3 min read
Opinions expressed by Entrepreneur contributors are their own.
Chris Messina, the innovator behind social media hashtags, coined the term “conversational commerce” in 2015, describing it as “utilizing chat, messaging or other natural language interfaces to interact with people, brands or services.” As the number of brands offering undifferentiated products increased, it gave rise to the paradox of choices wherein consumers are unsure what to choose. As consumers become more aware of their needs and are exposed to more products, it has become imperative that companies adopt more creative marketing strategies to outshine the competition.
In a nutshell, conversational commerce uses AI such as chatbots, RPA, and personalized push notifications for brands to facilitate sales and increase average revenue per user. An interactive environment compensates for the missing human touch typical of a physical brick-and-mortar store. Through this piece, I’ll attempt to explain what conversational commerce is about, and how you can make it work for your business.
Why choose conversational commerce?
Interaction with customers has forever been crucial to effective marketing, but with the advent of ecommerce, this facet of business development was difficult to attain. Nevertheless, the customers’ use of conversational ecommerce has been well received. It provides personalized responses for each purchase made possible due to readily available data repository, i.e. product reviews, inquiries, structured product information and pricing information.
With an added advantage of being a customer-service outlet, this method allows conversation with customers through chats to ultimately provide a wholesome shopping experience.
The success of conversational commerce
According to a 2020 eMarketer study, 38.5% of the U.S. population use voice assistants to connect with their smartphones or other gadgets, double-digit growth over the last year attributed to increased stay-at-home behavior. The trend spurred major ecommerce portals to develop chatbots or use existing voice-based integrations to increase sales.

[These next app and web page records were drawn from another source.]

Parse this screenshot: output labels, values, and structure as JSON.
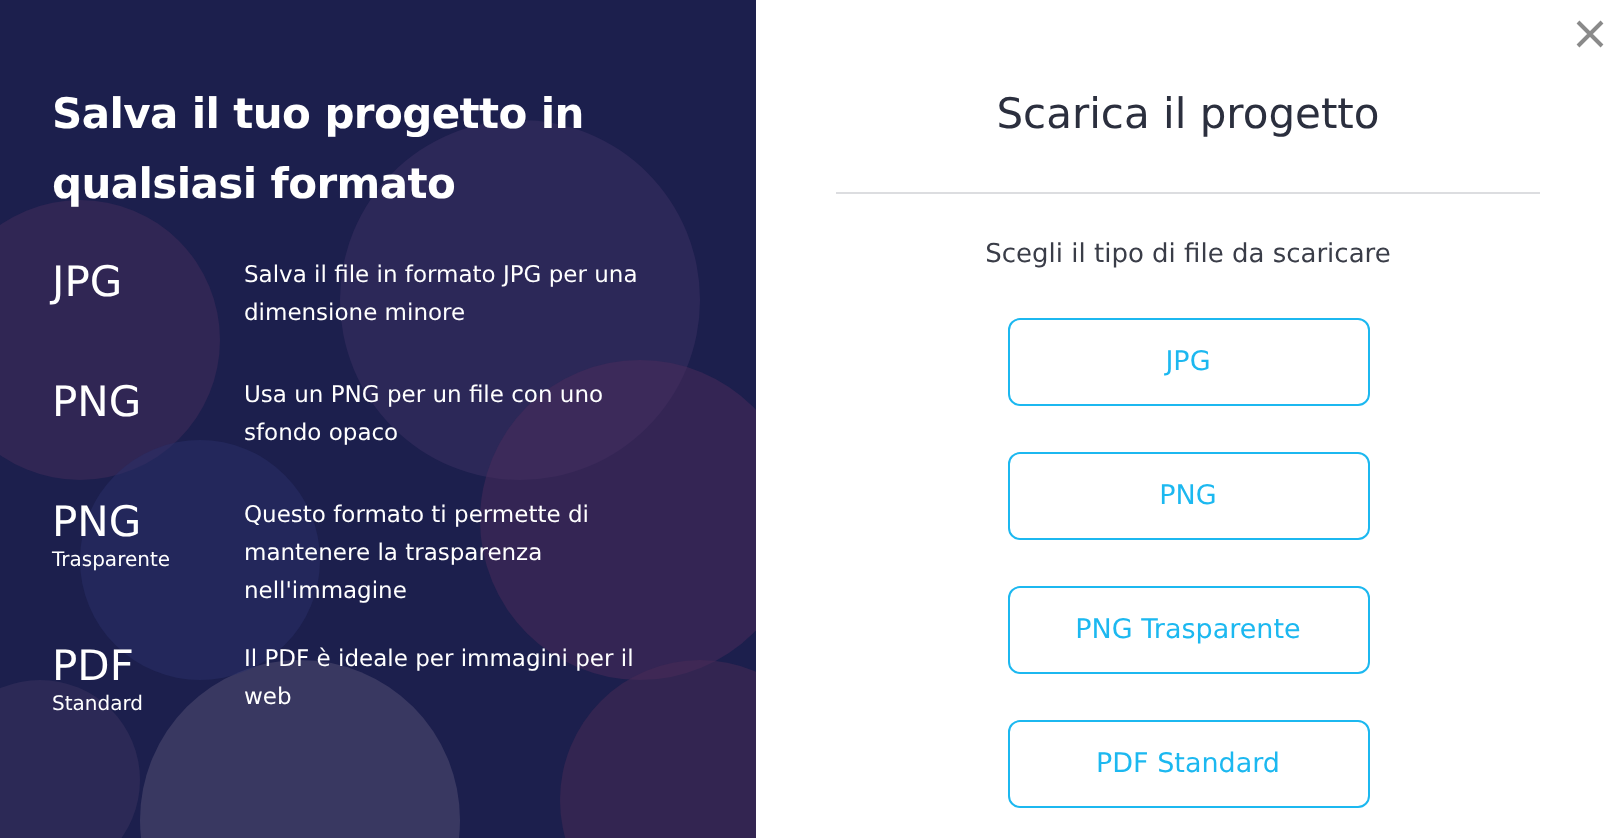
{
  "info_panel": {
    "title": "Salva il tuo progetto in qualsiasi formato",
    "formats": [
      {
        "name": "JPG",
        "description": "Salva il file in formato JPG per una dimensione minore"
      },
      {
        "name": "PNG",
        "description": "Usa un PNG per un file con uno sfondo opaco"
      },
      {
        "name": "PNG",
        "variant": "Trasparente",
        "description": "Questo formato ti permette di mantenere la trasparenza nell'immagine"
      },
      {
        "name": "PDF",
        "variant": "Standard",
        "description": "Il PDF è ideale per immagini per il web"
      }
    ]
  },
  "dialog": {
    "title": "Scarica il progetto",
    "subtitle": "Scegli il tipo di file da scaricare",
    "buttons": [
      "JPG",
      "PNG",
      "PNG Trasparente",
      "PDF Standard"
    ]
  }
}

Fortunately, many tools have emerged to meet the needs of businesses and brands to help them become more conversational at scale. These products are now possible thanks to improvements in machine-learning quality and affordability, artificial intelligence, voice computing technologies and conversation-automation tools. This trend — accelerating due to increasing consumer expectations and customer sophistication — will determine which brands thrive in the era of social media and which ones gradually lose touch with their customers. For instance, WeChat, a Chinese messaging app, offers a range of services from ordering food and booking movie tickets to making doctor appointments. Facebook is also working on a voice assistant to establish its foothold within the market, an effort to counter incumbents like Amazon‘s Alexa, Apple‘s Siri and Google Assistant.
Conversational commerce within ecommerce
Sephora‘s virtual artist, a chatbot integrating augmented reality, allows customers to have a realistic makeup try-on experience using selfies. The tool requires users to fill in a basic questionnaire fed as input to their recommendation engine. Kik bot, developed by H&M, is a digital stylist that uses customer’s history to personalized recommendations based on their interests.
Although the current crisis has accelerated the shift towards ecommerce, consumers are still missing the brick-and-mortar experience, and retailers are evolving to keep up. According to a recent McKinsey survey, consumers continue to shift to online shopping across different categories, with half of Americans planning to spend more online than in-store for the upcoming holiday season. Nearly 80 percent of U.S. consumers have also changed brands, stores or the way they shop.
Improving the overall consumer experience is an excellent path toward customer retention. And in recent years, and especially months, having a conversational commerce strategy to account for missing human interaction has become all the more important.